(Excerpted records)
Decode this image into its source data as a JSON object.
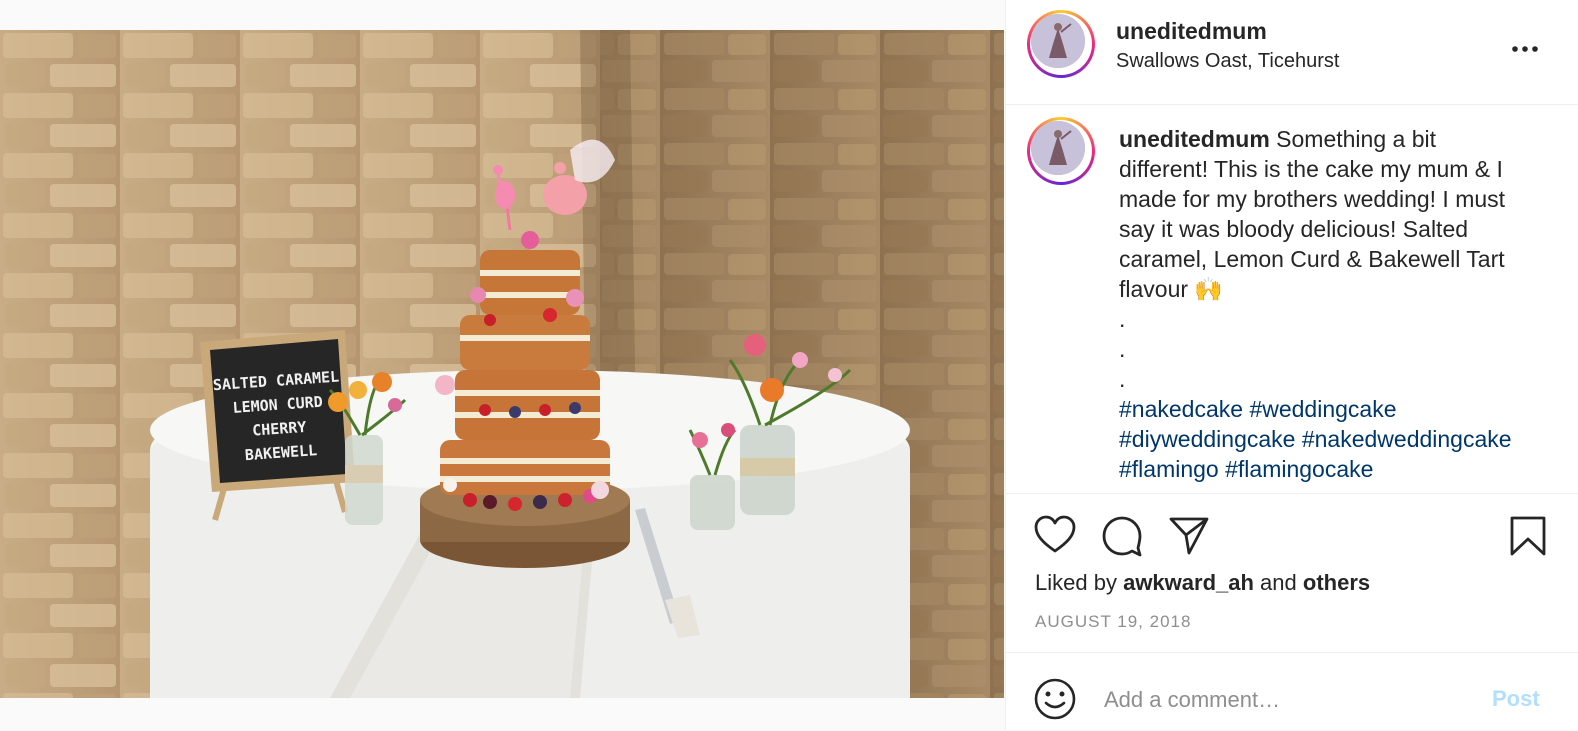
{
  "post": {
    "username": "uneditedmum",
    "location": "Swallows Oast, Ticehurst",
    "caption_lines": [
      "Something a bit",
      "different! This is the cake my mum & I",
      "made for my brothers wedding! I must",
      "say it was bloody delicious! Salted",
      "caramel, Lemon Curd & Bakewell Tart",
      "flavour 🙌"
    ],
    "dots": [
      ".",
      ".",
      "."
    ],
    "hashtags": [
      "#nakedcake",
      "#weddingcake",
      "#diyweddingcake",
      "#nakedweddingcake",
      "#flamingo",
      "#flamingocake"
    ],
    "liked_by_prefix": "Liked by",
    "liked_by_user": "awkward_ah",
    "liked_by_and": "and",
    "liked_by_others": "others",
    "date": "AUGUST 19, 2018"
  },
  "photo_sign": {
    "lines": [
      "SALTED CARAMEL",
      "LEMON CURD",
      "CHERRY",
      "BAKEWELL"
    ]
  },
  "comment": {
    "placeholder": "Add a comment…",
    "post_label": "Post"
  },
  "icons": {
    "more": "more-options-icon",
    "like": "heart-icon",
    "comment": "comment-icon",
    "share": "share-icon",
    "save": "bookmark-icon",
    "emoji": "emoji-icon"
  },
  "colors": {
    "hashtag": "#00376b",
    "post_button_disabled": "#b2dffc",
    "muted": "#8e8e8e"
  }
}
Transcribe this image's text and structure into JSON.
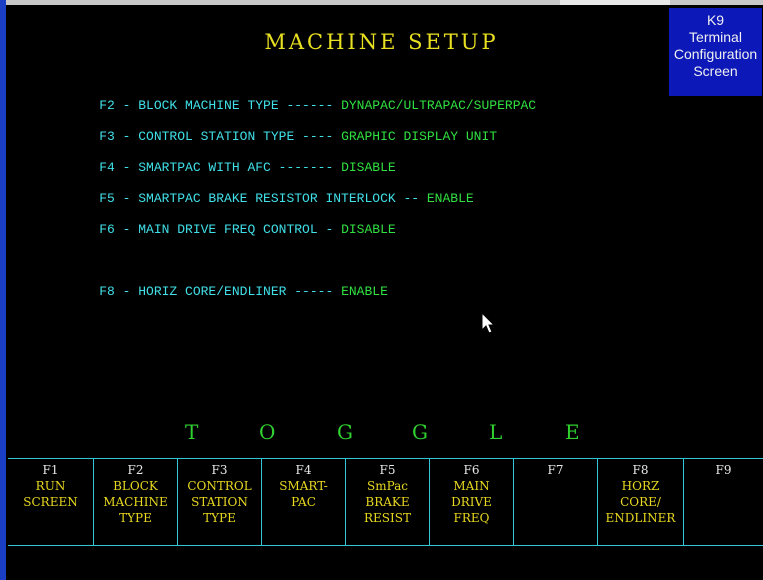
{
  "screen": {
    "title": "MACHINE SETUP",
    "k9": {
      "line1": "K9",
      "line2": "Terminal",
      "line3": "Configuration",
      "line4": "Screen"
    }
  },
  "settings": [
    {
      "label": "F2 - BLOCK MACHINE TYPE ------ ",
      "value": "DYNAPAC/ULTRAPAC/SUPERPAC"
    },
    {
      "label": "F3 - CONTROL STATION TYPE ---- ",
      "value": "GRAPHIC DISPLAY UNIT"
    },
    {
      "label": "F4 - SMARTPAC WITH AFC ------- ",
      "value": "DISABLE"
    },
    {
      "label": "F5 - SMARTPAC BRAKE RESISTOR INTERLOCK -- ",
      "value": "ENABLE"
    },
    {
      "label": "F6 - MAIN DRIVE FREQ CONTROL - ",
      "value": "DISABLE"
    },
    {
      "label": "F8 - HORIZ CORE/ENDLINER ----- ",
      "value": "ENABLE"
    }
  ],
  "toggle_letters": [
    "T",
    "O",
    "G",
    "G",
    "L",
    "E"
  ],
  "fkeys": [
    {
      "num": "F1",
      "text": "RUN\nSCREEN"
    },
    {
      "num": "F2",
      "text": "BLOCK\nMACHINE\nTYPE"
    },
    {
      "num": "F3",
      "text": "CONTROL\nSTATION\nTYPE"
    },
    {
      "num": "F4",
      "text": "SMART-\nPAC"
    },
    {
      "num": "F5",
      "text": "SmPac\nBRAKE\nRESIST"
    },
    {
      "num": "F6",
      "text": "MAIN\nDRIVE\nFREQ"
    },
    {
      "num": "F7",
      "text": ""
    },
    {
      "num": "F8",
      "text": "HORZ\nCORE/\nENDLINER"
    },
    {
      "num": "F9",
      "text": ""
    }
  ],
  "colors": {
    "label": "#40e0e8",
    "value": "#30e040",
    "title": "#e8e020",
    "k9_bg": "#0c18b8",
    "border": "#30c8d8"
  }
}
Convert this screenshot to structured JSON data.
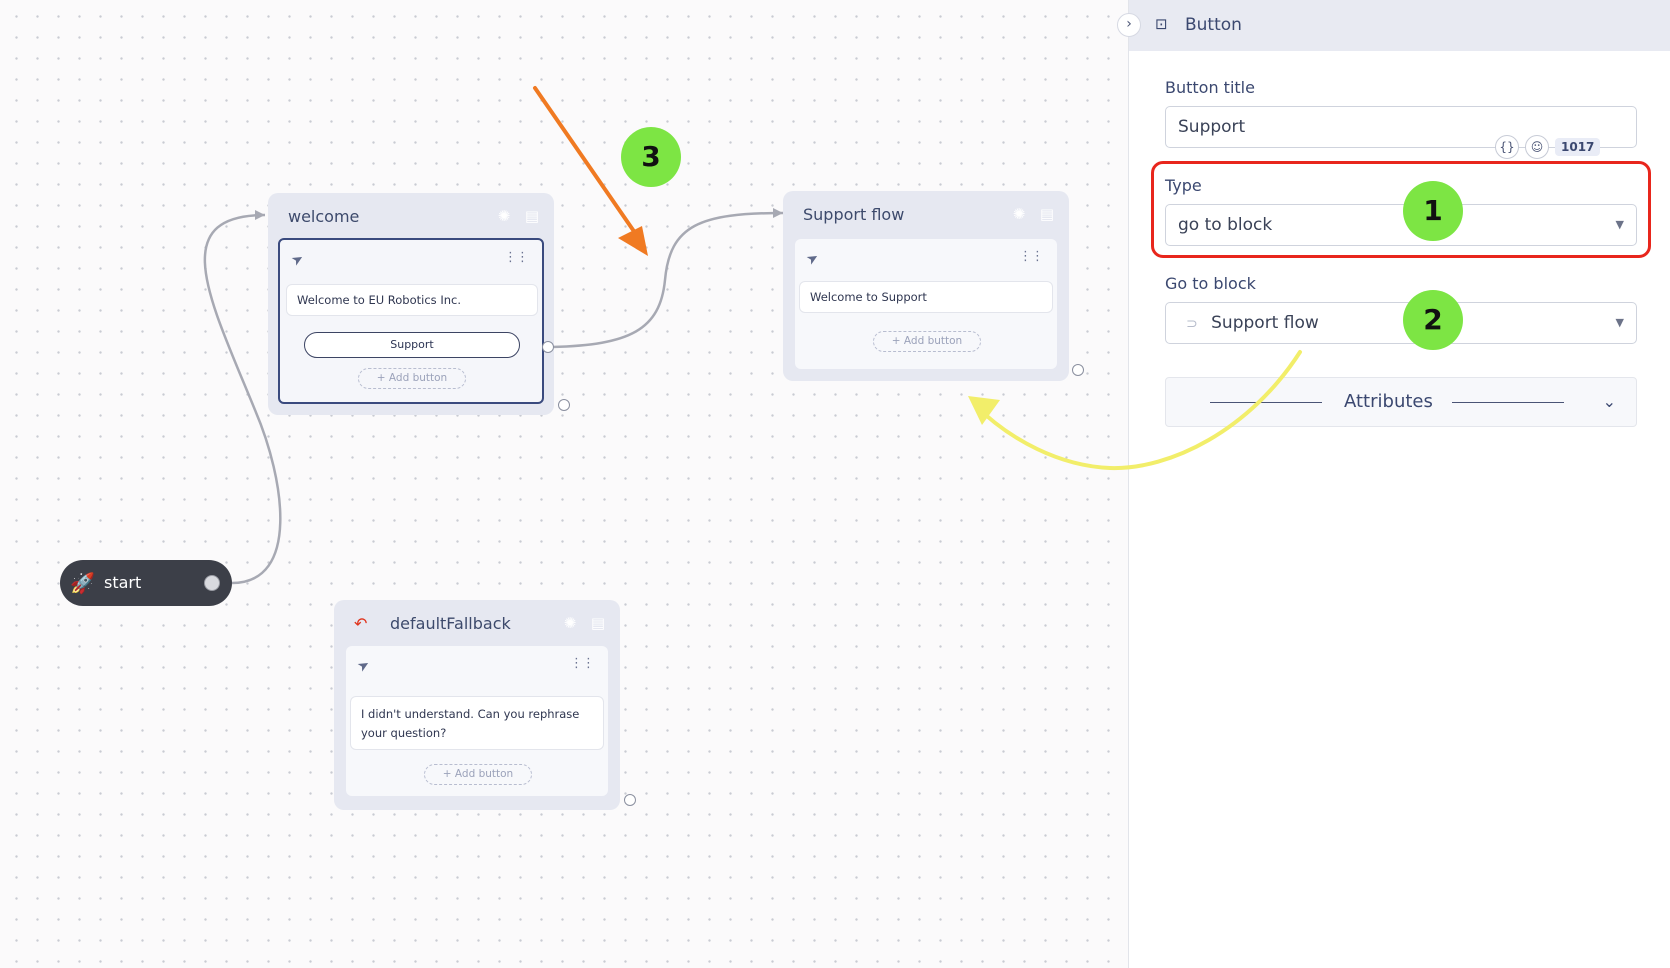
{
  "canvas": {
    "start": {
      "label": "start"
    },
    "welcome": {
      "title": "welcome",
      "message": "Welcome to EU Robotics Inc.",
      "button": "Support",
      "add_button": "+ Add button"
    },
    "support_flow": {
      "title": "Support flow",
      "message": "Welcome to Support",
      "add_button": "+ Add button"
    },
    "default_fallback": {
      "title": "defaultFallback",
      "message": "I didn't understand. Can you rephrase your question?",
      "add_button": "+ Add button"
    }
  },
  "panel": {
    "title": "Button",
    "button_title_label": "Button title",
    "button_title_value": "Support",
    "char_counter": "1017",
    "type_label": "Type",
    "type_value": "go to block",
    "go_to_block_label": "Go to block",
    "go_to_block_value": "Support flow",
    "attributes_label": "Attributes"
  },
  "annotations": {
    "callout_1": "1",
    "callout_2": "2",
    "callout_3": "3",
    "highlight_color": "#e8261c",
    "orange_arrow_color": "#f07a22",
    "yellow_arrow_color": "#f2ee6a",
    "callout_color": "#7de544"
  },
  "icons": {
    "block_header": [
      "ai-brain-icon",
      "notes-icon"
    ],
    "message": "send-icon",
    "drag": "drag-handle-icon",
    "start": "rocket-icon",
    "fallback": "undo-icon",
    "panel_title": "button-icon",
    "variable": "braces-icon",
    "emoji": "emoji-icon"
  }
}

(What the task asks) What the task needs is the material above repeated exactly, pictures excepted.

(Solution to this task)
Decode this image into its source data as a JSON object.
{
  "post": {
    "username": "uneditedmum",
    "location": "Swallows Oast, Ticehurst",
    "caption_lines": [
      "Something a bit",
      "different! This is the cake my mum & I",
      "made for my brothers wedding! I must",
      "say it was bloody delicious! Salted",
      "caramel, Lemon Curd & Bakewell Tart",
      "flavour 🙌"
    ],
    "dots": [
      ".",
      ".",
      "."
    ],
    "hashtags": [
      "#nakedcake",
      "#weddingcake",
      "#diyweddingcake",
      "#nakedweddingcake",
      "#flamingo",
      "#flamingocake"
    ],
    "liked_by_prefix": "Liked by",
    "liked_by_user": "awkward_ah",
    "liked_by_and": "and",
    "liked_by_others": "others",
    "date": "AUGUST 19, 2018"
  },
  "photo_sign": {
    "lines": [
      "SALTED CARAMEL",
      "LEMON CURD",
      "CHERRY",
      "BAKEWELL"
    ]
  },
  "comment": {
    "placeholder": "Add a comment…",
    "post_label": "Post"
  },
  "icons": {
    "more": "more-options-icon",
    "like": "heart-icon",
    "comment": "comment-icon",
    "share": "share-icon",
    "save": "bookmark-icon",
    "emoji": "emoji-icon"
  },
  "colors": {
    "hashtag": "#00376b",
    "post_button_disabled": "#b2dffc",
    "muted": "#8e8e8e"
  }
}
Transcribe this image's text and structure into JSON.
{
  "screen": {
    "title": "MACHINE SETUP",
    "k9": {
      "line1": "K9",
      "line2": "Terminal",
      "line3": "Configuration",
      "line4": "Screen"
    }
  },
  "settings": [
    {
      "label": "F2 - BLOCK MACHINE TYPE ------ ",
      "value": "DYNAPAC/ULTRAPAC/SUPERPAC"
    },
    {
      "label": "F3 - CONTROL STATION TYPE ---- ",
      "value": "GRAPHIC DISPLAY UNIT"
    },
    {
      "label": "F4 - SMARTPAC WITH AFC ------- ",
      "value": "DISABLE"
    },
    {
      "label": "F5 - SMARTPAC BRAKE RESISTOR INTERLOCK -- ",
      "value": "ENABLE"
    },
    {
      "label": "F6 - MAIN DRIVE FREQ CONTROL - ",
      "value": "DISABLE"
    },
    {
      "label": "F8 - HORIZ CORE/ENDLINER ----- ",
      "value": "ENABLE"
    }
  ],
  "toggle_letters": [
    "T",
    "O",
    "G",
    "G",
    "L",
    "E"
  ],
  "fkeys": [
    {
      "num": "F1",
      "text": "RUN\nSCREEN"
    },
    {
      "num": "F2",
      "text": "BLOCK\nMACHINE\nTYPE"
    },
    {
      "num": "F3",
      "text": "CONTROL\nSTATION\nTYPE"
    },
    {
      "num": "F4",
      "text": "SMART-\nPAC"
    },
    {
      "num": "F5",
      "text": "SmPac\nBRAKE\nRESIST"
    },
    {
      "num": "F6",
      "text": "MAIN\nDRIVE\nFREQ"
    },
    {
      "num": "F7",
      "text": ""
    },
    {
      "num": "F8",
      "text": "HORZ\nCORE/\nENDLINER"
    },
    {
      "num": "F9",
      "text": ""
    }
  ],
  "colors": {
    "label": "#40e0e8",
    "value": "#30e040",
    "title": "#e8e020",
    "k9_bg": "#0c18b8",
    "border": "#30c8d8"
  }
}
Convert this screenshot to structured JSON data.
{
  "canvas": {
    "start": {
      "label": "start"
    },
    "welcome": {
      "title": "welcome",
      "message": "Welcome to EU Robotics Inc.",
      "button": "Support",
      "add_button": "+ Add button"
    },
    "support_flow": {
      "title": "Support flow",
      "message": "Welcome to Support",
      "add_button": "+ Add button"
    },
    "default_fallback": {
      "title": "defaultFallback",
      "message": "I didn't understand. Can you rephrase your question?",
      "add_button": "+ Add button"
    }
  },
  "panel": {
    "title": "Button",
    "button_title_label": "Button title",
    "button_title_value": "Support",
    "char_counter": "1017",
    "type_label": "Type",
    "type_value": "go to block",
    "go_to_block_label": "Go to block",
    "go_to_block_value": "Support flow",
    "attributes_label": "Attributes"
  },
  "annotations": {
    "callout_1": "1",
    "callout_2": "2",
    "callout_3": "3",
    "highlight_color": "#e8261c",
    "orange_arrow_color": "#f07a22",
    "yellow_arrow_color": "#f2ee6a",
    "callout_color": "#7de544"
  },
  "icons": {
    "block_header": [
      "ai-brain-icon",
      "notes-icon"
    ],
    "message": "send-icon",
    "drag": "drag-handle-icon",
    "start": "rocket-icon",
    "fallback": "undo-icon",
    "panel_title": "button-icon",
    "variable": "braces-icon",
    "emoji": "emoji-icon"
  }
}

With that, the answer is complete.